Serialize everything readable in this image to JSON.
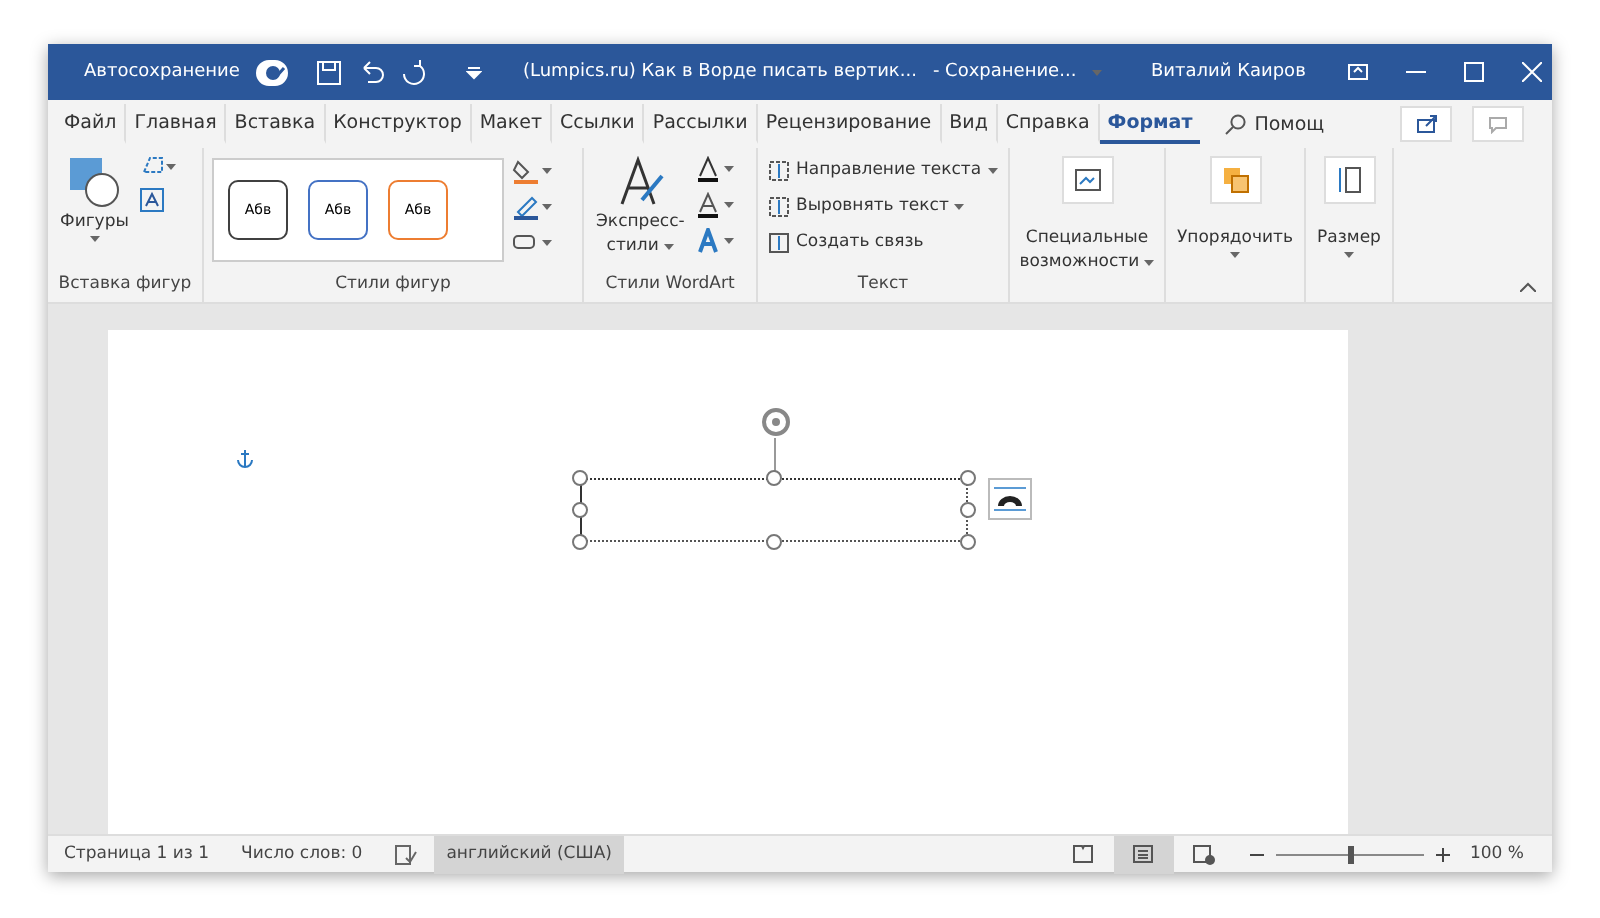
{
  "title_bar": {
    "autosave_label": "Автосохранение",
    "autosave_on": true,
    "document_title": "(Lumpics.ru) Как в Ворде писать вертик...",
    "save_status": "- Сохранение...",
    "user_name": "Виталий Каиров"
  },
  "tabs": [
    {
      "label": "Файл",
      "selected": false
    },
    {
      "label": "Главная",
      "selected": false
    },
    {
      "label": "Вставка",
      "selected": false
    },
    {
      "label": "Конструктор",
      "selected": false
    },
    {
      "label": "Макет",
      "selected": false
    },
    {
      "label": "Ссылки",
      "selected": false
    },
    {
      "label": "Рассылки",
      "selected": false
    },
    {
      "label": "Рецензирование",
      "selected": false
    },
    {
      "label": "Вид",
      "selected": false
    },
    {
      "label": "Справка",
      "selected": false
    },
    {
      "label": "Формат",
      "selected": true
    }
  ],
  "search": {
    "label": "Помощ"
  },
  "ribbon": {
    "insert_shapes": {
      "button": "Фигуры",
      "group_label": "Вставка фигур"
    },
    "shape_styles": {
      "thumbnails": [
        {
          "label": "Абв",
          "color": "#404040"
        },
        {
          "label": "Абв",
          "color": "#4472c4"
        },
        {
          "label": "Абв",
          "color": "#ed7d31"
        }
      ],
      "group_label": "Стили фигур"
    },
    "wordart": {
      "button_line_1": "Экспресс-",
      "button_line_2": "стили",
      "group_label": "Стили WordArt"
    },
    "text": {
      "commands": [
        "Направление текста",
        "Выровнять текст",
        "Создать связь"
      ],
      "group_label": "Текст"
    },
    "accessibility": {
      "line_1": "Специальные",
      "line_2": "возможности"
    },
    "arrange": {
      "label": "Упорядочить"
    },
    "size": {
      "label": "Размер"
    }
  },
  "status_bar": {
    "page": "Страница 1 из 1",
    "words": "Число слов: 0",
    "language": "английский (США)",
    "views": [
      {
        "kind": "read",
        "selected": false
      },
      {
        "kind": "print",
        "selected": true
      },
      {
        "kind": "web",
        "selected": false
      }
    ],
    "zoom": {
      "level": 0.5,
      "reading": "100 %"
    }
  }
}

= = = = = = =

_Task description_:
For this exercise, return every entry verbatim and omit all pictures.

_Result below_:
Serialize everything readable in this image to JSON.
{
  "title_bar": {
    "autosave_label": "Автосохранение",
    "autosave_on": true,
    "document_title": "(Lumpics.ru) Как в Ворде писать вертик...",
    "save_status": "- Сохранение...",
    "user_name": "Виталий Каиров"
  },
  "tabs": [
    {
      "label": "Файл",
      "selected": false
    },
    {
      "label": "Главная",
      "selected": false
    },
    {
      "label": "Вставка",
      "selected": false
    },
    {
      "label": "Конструктор",
      "selected": false
    },
    {
      "label": "Макет",
      "selected": false
    },
    {
      "label": "Ссылки",
      "selected": false
    },
    {
      "label": "Рассылки",
      "selected": false
    },
    {
      "label": "Рецензирование",
      "selected": false
    },
    {
      "label": "Вид",
      "selected": false
    },
    {
      "label": "Справка",
      "selected": false
    },
    {
      "label": "Формат",
      "selected": true
    }
  ],
  "search": {
    "label": "Помощ"
  },
  "ribbon": {
    "insert_shapes": {
      "button": "Фигуры",
      "group_label": "Вставка фигур"
    },
    "shape_styles": {
      "thumbnails": [
        {
          "label": "Абв",
          "color": "#404040"
        },
        {
          "label": "Абв",
          "color": "#4472c4"
        },
        {
          "label": "Абв",
          "color": "#ed7d31"
        }
      ],
      "group_label": "Стили фигур"
    },
    "wordart": {
      "button_line_1": "Экспресс-",
      "button_line_2": "стили",
      "group_label": "Стили WordArt"
    },
    "text": {
      "commands": [
        "Направление текста",
        "Выровнять текст",
        "Создать связь"
      ],
      "group_label": "Текст"
    },
    "accessibility": {
      "line_1": "Специальные",
      "line_2": "возможности"
    },
    "arrange": {
      "label": "Упорядочить"
    },
    "size": {
      "label": "Размер"
    }
  },
  "status_bar": {
    "page": "Страница 1 из 1",
    "words": "Число слов: 0",
    "language": "английский (США)",
    "views": [
      {
        "kind": "read",
        "selected": false
      },
      {
        "kind": "print",
        "selected": true
      },
      {
        "kind": "web",
        "selected": false
      }
    ],
    "zoom": {
      "level": 0.5,
      "reading": "100 %"
    }
  }
}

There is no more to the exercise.